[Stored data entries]
----
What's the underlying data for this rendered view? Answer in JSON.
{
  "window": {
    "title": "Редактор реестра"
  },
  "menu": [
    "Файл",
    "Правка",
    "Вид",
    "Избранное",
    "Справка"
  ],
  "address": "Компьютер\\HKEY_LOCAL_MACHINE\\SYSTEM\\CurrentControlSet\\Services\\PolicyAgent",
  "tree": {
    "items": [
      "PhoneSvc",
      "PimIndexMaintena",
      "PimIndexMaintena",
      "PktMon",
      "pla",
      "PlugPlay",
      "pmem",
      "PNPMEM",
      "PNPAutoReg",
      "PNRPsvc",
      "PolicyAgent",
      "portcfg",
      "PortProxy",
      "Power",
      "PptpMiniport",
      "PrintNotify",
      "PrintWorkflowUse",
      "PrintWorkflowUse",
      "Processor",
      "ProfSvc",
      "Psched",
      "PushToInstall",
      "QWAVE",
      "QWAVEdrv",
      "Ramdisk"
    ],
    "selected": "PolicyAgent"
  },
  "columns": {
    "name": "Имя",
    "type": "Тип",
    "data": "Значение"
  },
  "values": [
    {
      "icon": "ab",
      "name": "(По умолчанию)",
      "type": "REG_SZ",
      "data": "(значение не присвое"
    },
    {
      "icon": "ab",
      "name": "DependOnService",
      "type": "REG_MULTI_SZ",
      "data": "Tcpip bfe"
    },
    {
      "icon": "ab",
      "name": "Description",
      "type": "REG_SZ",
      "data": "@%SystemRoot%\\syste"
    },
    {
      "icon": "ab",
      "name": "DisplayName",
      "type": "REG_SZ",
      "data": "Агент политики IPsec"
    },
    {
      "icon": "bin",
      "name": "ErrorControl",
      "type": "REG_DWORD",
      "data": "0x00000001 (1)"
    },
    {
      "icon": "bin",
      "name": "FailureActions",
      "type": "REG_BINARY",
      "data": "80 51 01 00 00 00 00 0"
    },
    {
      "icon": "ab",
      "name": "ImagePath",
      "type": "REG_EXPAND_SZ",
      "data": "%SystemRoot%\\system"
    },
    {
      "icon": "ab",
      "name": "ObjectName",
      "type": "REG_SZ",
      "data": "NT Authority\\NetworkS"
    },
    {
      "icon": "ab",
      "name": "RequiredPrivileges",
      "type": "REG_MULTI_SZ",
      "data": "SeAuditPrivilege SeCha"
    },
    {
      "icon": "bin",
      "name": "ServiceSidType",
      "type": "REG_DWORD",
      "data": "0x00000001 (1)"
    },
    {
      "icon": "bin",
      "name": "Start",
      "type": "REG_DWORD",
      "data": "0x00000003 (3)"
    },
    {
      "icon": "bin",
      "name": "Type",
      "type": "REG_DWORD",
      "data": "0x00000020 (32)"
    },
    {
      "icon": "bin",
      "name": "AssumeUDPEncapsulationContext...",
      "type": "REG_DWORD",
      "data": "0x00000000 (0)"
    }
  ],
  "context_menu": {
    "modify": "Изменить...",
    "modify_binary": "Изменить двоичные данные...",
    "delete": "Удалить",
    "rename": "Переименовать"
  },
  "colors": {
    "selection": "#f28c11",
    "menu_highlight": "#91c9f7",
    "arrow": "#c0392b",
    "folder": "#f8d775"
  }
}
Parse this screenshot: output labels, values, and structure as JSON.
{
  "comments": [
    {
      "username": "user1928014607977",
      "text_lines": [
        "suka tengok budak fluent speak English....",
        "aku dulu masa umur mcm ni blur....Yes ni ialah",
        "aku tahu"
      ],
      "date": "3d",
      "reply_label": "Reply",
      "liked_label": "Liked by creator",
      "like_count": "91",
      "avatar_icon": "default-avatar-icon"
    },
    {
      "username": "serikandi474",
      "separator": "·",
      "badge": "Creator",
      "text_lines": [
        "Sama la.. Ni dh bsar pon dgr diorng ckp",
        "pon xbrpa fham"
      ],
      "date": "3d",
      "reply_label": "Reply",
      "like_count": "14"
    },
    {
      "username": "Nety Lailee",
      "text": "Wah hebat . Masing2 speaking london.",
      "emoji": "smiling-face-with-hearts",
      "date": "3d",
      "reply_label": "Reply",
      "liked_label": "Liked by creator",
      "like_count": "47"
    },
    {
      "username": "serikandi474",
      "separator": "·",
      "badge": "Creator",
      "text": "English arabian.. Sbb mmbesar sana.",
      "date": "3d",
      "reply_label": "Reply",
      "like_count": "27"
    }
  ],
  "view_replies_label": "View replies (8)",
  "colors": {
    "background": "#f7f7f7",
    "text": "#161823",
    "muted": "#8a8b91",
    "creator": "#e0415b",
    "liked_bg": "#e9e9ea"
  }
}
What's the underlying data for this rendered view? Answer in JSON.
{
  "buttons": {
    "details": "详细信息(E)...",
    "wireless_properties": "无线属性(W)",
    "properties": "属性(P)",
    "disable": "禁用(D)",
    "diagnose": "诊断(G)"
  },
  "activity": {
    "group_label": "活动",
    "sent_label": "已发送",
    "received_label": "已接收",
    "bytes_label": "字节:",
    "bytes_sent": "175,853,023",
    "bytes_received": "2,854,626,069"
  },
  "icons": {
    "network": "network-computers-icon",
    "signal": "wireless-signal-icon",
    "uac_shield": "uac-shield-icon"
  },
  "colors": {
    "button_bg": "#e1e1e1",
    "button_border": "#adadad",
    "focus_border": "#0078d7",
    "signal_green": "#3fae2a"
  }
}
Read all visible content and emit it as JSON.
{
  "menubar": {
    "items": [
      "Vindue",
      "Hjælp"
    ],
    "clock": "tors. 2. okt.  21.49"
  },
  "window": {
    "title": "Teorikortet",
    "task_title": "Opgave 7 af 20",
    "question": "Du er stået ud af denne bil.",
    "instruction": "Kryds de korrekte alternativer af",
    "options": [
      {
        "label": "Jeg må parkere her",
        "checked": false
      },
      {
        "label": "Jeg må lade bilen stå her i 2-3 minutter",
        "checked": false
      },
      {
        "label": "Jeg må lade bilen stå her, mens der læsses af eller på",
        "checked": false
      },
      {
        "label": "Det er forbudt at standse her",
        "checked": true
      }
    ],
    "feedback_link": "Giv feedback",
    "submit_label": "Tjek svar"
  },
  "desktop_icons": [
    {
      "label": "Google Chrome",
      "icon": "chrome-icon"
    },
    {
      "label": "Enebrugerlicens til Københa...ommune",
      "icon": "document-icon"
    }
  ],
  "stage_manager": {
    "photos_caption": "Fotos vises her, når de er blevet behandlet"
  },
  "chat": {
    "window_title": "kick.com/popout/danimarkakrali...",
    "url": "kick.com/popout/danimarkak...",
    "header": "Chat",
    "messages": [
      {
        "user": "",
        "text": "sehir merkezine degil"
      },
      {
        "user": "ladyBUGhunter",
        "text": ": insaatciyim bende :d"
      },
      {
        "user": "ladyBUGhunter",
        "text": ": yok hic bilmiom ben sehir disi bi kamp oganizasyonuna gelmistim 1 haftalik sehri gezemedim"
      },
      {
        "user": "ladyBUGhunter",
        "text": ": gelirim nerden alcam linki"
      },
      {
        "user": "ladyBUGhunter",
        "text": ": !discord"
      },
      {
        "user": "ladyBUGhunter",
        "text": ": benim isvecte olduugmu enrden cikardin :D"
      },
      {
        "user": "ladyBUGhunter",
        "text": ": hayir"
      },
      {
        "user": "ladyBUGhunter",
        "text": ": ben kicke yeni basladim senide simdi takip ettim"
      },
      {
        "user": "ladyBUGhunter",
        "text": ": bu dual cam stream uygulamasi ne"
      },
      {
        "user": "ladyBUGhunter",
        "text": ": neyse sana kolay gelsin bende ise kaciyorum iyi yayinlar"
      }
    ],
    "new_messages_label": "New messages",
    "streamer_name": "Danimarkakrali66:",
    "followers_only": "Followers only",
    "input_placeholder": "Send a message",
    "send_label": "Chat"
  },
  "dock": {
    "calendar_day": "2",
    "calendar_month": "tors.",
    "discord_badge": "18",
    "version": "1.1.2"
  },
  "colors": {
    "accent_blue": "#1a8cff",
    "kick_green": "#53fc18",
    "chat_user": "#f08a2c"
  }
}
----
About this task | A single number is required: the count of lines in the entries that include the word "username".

Solution | 4